[Task details]
What lines in the records include the string "selected"? Return each one.

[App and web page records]
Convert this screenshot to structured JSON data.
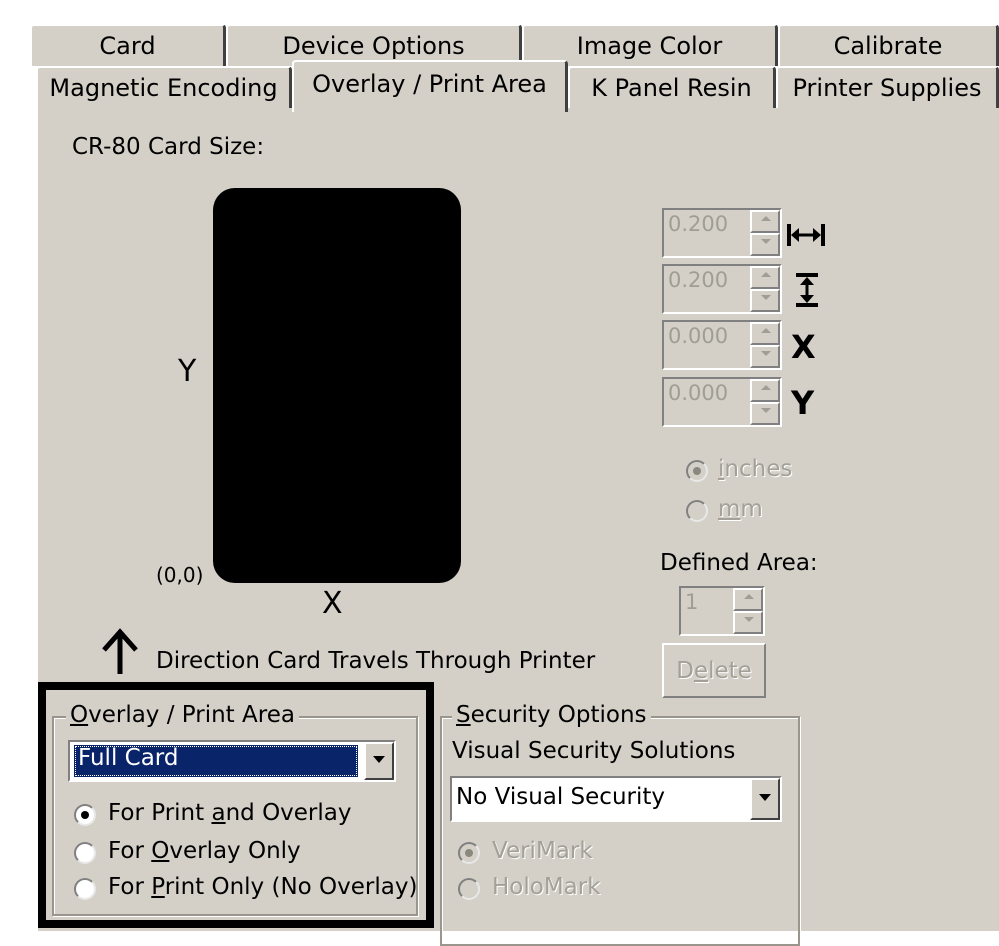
{
  "tabs": {
    "row1": [
      "Card",
      "Device Options",
      "Image Color",
      "Calibrate"
    ],
    "row2": [
      "Magnetic Encoding",
      "Overlay / Print Area",
      "K Panel Resin",
      "Printer Supplies"
    ],
    "active": "Overlay / Print Area"
  },
  "card_diagram": {
    "size_label": "CR-80 Card Size:",
    "y_label": "Y",
    "x_label": "X",
    "origin_label": "(0,0)",
    "direction_text": "Direction Card Travels Through Printer",
    "card_color": "#000000"
  },
  "dimensions": {
    "fields": [
      {
        "value": "0.200",
        "icon": "width-arrows-icon"
      },
      {
        "value": "0.200",
        "icon": "height-arrows-icon"
      },
      {
        "value": "0.000",
        "label": "X"
      },
      {
        "value": "0.000",
        "label": "Y"
      }
    ],
    "units": {
      "inches": {
        "label_pre": "",
        "accel": "i",
        "label_post": "nches"
      },
      "mm": {
        "label_pre": "",
        "accel": "m",
        "label_post": "m"
      },
      "selected": "inches"
    },
    "defined_area_label": "Defined Area:",
    "defined_area_value": "1",
    "delete": {
      "label_pre": "D",
      "accel": "e",
      "label_post": "lete"
    }
  },
  "overlay_group": {
    "legend_accel": "O",
    "legend_rest": "verlay / Print Area",
    "selected": "Full Card",
    "options": [
      {
        "pre": "For Print ",
        "accel": "a",
        "post": "nd Overlay",
        "checked": true
      },
      {
        "pre": "For ",
        "accel": "O",
        "post": "verlay Only",
        "checked": false
      },
      {
        "pre": "For ",
        "accel": "P",
        "post": "rint Only (No Overlay)",
        "checked": false
      }
    ]
  },
  "security_group": {
    "legend_accel": "S",
    "legend_rest": "ecurity Options",
    "visual_label": "Visual Security Solutions",
    "selected": "No Visual Security",
    "verimark": "VeriMark",
    "holomark": "HoloMark"
  },
  "colors": {
    "dialog_bg": "#d4d0c8",
    "selection": "#0a246a",
    "highlight_frame": "#000000"
  }
}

[Reply]
      "selected": "inches"
    "selected": "Full Card",
    "selected": "No Visual Security",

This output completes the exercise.